How to Tell If You Have a Bad AC Relayby Lee Sallings
The relay in your car or light truck's air conditioning system controls the compressor. By using a relay, the high-current electromagnetic compressor clutch can be controlled by a low-current switch. Testing the relay requires the use of an automotive circuit tester because many of today's computer-controlled cars and trucks use the computer to turn the relay off and on. Using a simple test light may damage the computer circuits.
Locate the relay in the power distribution box, usually found under the hood, and unplug it. Inspect the wiring and the plug for heat damage and repair as needed. Notice that two of the four wires going into the plug are a larger size than the other two. These are the higher-current wires going to the compressor clutch. Turn the ignition key on and test for power on the high current wires. One of them should have battery voltage with the key on. The other is ground. If no voltage is found, check the fuse, and if no ground is found, check the compressor clutch.
With the engine running, and the A/C controls switched to max cooling, test the remaining two wires for power and ground. If power is not found on one of the two smaller wires, check the fuses. If ground is not found on the remaining small diameter wire, the indication is a control problem. Possible causes are low refrigerant, a faulty pressure switch, a faulty control switch or a faulty computer. If power and ground are found here, move to the next step.

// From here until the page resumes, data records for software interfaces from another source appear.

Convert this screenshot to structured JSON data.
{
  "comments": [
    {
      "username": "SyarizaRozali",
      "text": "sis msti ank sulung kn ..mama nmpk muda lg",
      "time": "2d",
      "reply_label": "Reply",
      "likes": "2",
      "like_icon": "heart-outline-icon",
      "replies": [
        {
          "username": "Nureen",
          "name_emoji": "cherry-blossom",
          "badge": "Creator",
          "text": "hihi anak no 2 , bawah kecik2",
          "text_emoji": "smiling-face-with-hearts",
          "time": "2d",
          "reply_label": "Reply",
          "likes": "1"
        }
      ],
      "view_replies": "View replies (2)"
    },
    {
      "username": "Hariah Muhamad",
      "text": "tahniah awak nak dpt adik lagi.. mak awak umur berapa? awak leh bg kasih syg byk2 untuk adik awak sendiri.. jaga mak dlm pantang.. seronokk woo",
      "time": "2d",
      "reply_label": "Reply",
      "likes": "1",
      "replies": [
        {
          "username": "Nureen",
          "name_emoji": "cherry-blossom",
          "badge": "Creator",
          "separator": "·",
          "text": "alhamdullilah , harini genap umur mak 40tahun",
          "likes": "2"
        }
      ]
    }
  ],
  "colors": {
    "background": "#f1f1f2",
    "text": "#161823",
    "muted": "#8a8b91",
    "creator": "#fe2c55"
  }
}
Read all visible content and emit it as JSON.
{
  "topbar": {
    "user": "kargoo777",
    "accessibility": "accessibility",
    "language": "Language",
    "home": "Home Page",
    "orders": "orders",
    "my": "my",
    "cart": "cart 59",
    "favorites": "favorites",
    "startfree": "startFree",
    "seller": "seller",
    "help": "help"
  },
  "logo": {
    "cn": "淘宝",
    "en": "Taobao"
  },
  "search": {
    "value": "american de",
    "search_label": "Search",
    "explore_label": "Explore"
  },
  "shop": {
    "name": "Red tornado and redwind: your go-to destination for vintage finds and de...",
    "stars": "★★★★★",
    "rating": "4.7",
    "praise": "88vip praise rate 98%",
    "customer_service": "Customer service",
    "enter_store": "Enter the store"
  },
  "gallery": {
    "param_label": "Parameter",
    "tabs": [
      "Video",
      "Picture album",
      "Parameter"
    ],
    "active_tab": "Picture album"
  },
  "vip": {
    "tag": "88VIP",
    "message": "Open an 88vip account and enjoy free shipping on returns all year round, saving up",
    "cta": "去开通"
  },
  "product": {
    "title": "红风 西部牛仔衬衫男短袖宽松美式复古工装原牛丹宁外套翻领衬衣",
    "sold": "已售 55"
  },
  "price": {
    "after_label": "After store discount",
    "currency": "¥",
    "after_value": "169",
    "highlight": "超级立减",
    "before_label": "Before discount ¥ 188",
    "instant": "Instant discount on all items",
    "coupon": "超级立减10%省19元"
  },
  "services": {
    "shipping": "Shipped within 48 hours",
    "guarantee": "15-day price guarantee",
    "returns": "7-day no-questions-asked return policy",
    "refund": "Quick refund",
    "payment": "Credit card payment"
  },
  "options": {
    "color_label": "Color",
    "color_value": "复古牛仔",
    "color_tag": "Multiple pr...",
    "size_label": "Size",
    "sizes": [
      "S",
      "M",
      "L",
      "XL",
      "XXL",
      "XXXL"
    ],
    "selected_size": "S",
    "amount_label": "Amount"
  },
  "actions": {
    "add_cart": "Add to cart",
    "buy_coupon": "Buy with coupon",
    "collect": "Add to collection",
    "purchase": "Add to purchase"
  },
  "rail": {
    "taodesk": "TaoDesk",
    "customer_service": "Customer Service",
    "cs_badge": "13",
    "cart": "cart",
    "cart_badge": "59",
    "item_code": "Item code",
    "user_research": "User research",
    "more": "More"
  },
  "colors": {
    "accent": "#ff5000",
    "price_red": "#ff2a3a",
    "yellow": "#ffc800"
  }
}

With the engine running, and the A/C controls in the max cooling positions, test for power at the compressor clutch electrical connector. If power is not found at the clutch, the relay is faulty. If power is found, suspect a bad ground, or a defective compressor clutch.
Things You'll Need
- Automotive circuit tester
Lee Sallings is a freelance writer from Fort Worth, Texas. Specializing in website content and design for the automobile enthusiast, he also has many years of experience in the auto repair industry. He has written Web content for eHow, and designed the DIY-Auto-Repair.com website. He began his writing career developing and teaching automotive technical training programs.